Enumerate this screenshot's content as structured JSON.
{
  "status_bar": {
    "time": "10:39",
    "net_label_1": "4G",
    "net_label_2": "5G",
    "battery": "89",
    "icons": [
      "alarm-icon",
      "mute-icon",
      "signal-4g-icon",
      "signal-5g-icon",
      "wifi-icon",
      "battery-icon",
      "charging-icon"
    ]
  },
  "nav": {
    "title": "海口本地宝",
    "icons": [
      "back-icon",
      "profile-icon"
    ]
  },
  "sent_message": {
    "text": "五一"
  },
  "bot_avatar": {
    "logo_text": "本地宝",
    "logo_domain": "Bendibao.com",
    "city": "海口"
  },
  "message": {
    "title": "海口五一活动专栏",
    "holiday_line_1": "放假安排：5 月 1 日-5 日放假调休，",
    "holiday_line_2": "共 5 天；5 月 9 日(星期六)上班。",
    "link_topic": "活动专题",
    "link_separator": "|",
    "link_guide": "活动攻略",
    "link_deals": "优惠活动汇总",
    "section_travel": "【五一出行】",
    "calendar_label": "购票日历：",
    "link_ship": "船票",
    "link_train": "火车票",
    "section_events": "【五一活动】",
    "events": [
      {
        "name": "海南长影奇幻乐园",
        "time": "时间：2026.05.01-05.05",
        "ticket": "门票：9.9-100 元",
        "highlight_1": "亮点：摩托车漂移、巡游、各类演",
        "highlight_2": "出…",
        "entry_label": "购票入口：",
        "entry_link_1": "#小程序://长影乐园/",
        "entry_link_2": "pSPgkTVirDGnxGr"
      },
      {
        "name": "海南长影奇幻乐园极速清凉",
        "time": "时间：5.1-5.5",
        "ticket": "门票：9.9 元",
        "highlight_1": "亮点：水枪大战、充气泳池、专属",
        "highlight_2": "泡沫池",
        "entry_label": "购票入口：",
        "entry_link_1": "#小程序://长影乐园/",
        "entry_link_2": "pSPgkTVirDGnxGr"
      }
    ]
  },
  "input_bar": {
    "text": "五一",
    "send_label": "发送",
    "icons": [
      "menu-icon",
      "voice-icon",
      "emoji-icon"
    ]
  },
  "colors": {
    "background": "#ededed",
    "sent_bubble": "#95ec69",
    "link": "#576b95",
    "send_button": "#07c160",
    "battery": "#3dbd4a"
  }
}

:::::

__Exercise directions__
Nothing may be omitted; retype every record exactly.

__Exercise response__
Enumerate this screenshot's content as structured JSON.
{
  "status_bar": {
    "time": "10:39",
    "net_label_1": "4G",
    "net_label_2": "5G",
    "battery": "89",
    "icons": [
      "alarm-icon",
      "mute-icon",
      "signal-4g-icon",
      "signal-5g-icon",
      "wifi-icon",
      "battery-icon",
      "charging-icon"
    ]
  },
  "nav": {
    "title": "海口本地宝",
    "icons": [
      "back-icon",
      "profile-icon"
    ]
  },
  "sent_message": {
    "text": "五一"
  },
  "bot_avatar": {
    "logo_text": "本地宝",
    "logo_domain": "Bendibao.com",
    "city": "海口"
  },
  "message": {
    "title": "海口五一活动专栏",
    "holiday_line_1": "放假安排：5 月 1 日-5 日放假调休，",
    "holiday_line_2": "共 5 天；5 月 9 日(星期六)上班。",
    "link_topic": "活动专题",
    "link_separator": "|",
    "link_guide": "活动攻略",
    "link_deals": "优惠活动汇总",
    "section_travel": "【五一出行】",
    "calendar_label": "购票日历：",
    "link_ship": "船票",
    "link_train": "火车票",
    "section_events": "【五一活动】",
    "events": [
      {
        "name": "海南长影奇幻乐园",
        "time": "时间：2026.05.01-05.05",
        "ticket": "门票：9.9-100 元",
        "highlight_1": "亮点：摩托车漂移、巡游、各类演",
        "highlight_2": "出…",
        "entry_label": "购票入口：",
        "entry_link_1": "#小程序://长影乐园/",
        "entry_link_2": "pSPgkTVirDGnxGr"
      },
      {
        "name": "海南长影奇幻乐园极速清凉",
        "time": "时间：5.1-5.5",
        "ticket": "门票：9.9 元",
        "highlight_1": "亮点：水枪大战、充气泳池、专属",
        "highlight_2": "泡沫池",
        "entry_label": "购票入口：",
        "entry_link_1": "#小程序://长影乐园/",
        "entry_link_2": "pSPgkTVirDGnxGr"
      }
    ]
  },
  "input_bar": {
    "text": "五一",
    "send_label": "发送",
    "icons": [
      "menu-icon",
      "voice-icon",
      "emoji-icon"
    ]
  },
  "colors": {
    "background": "#ededed",
    "sent_bubble": "#95ec69",
    "link": "#576b95",
    "send_button": "#07c160",
    "battery": "#3dbd4a"
  }
}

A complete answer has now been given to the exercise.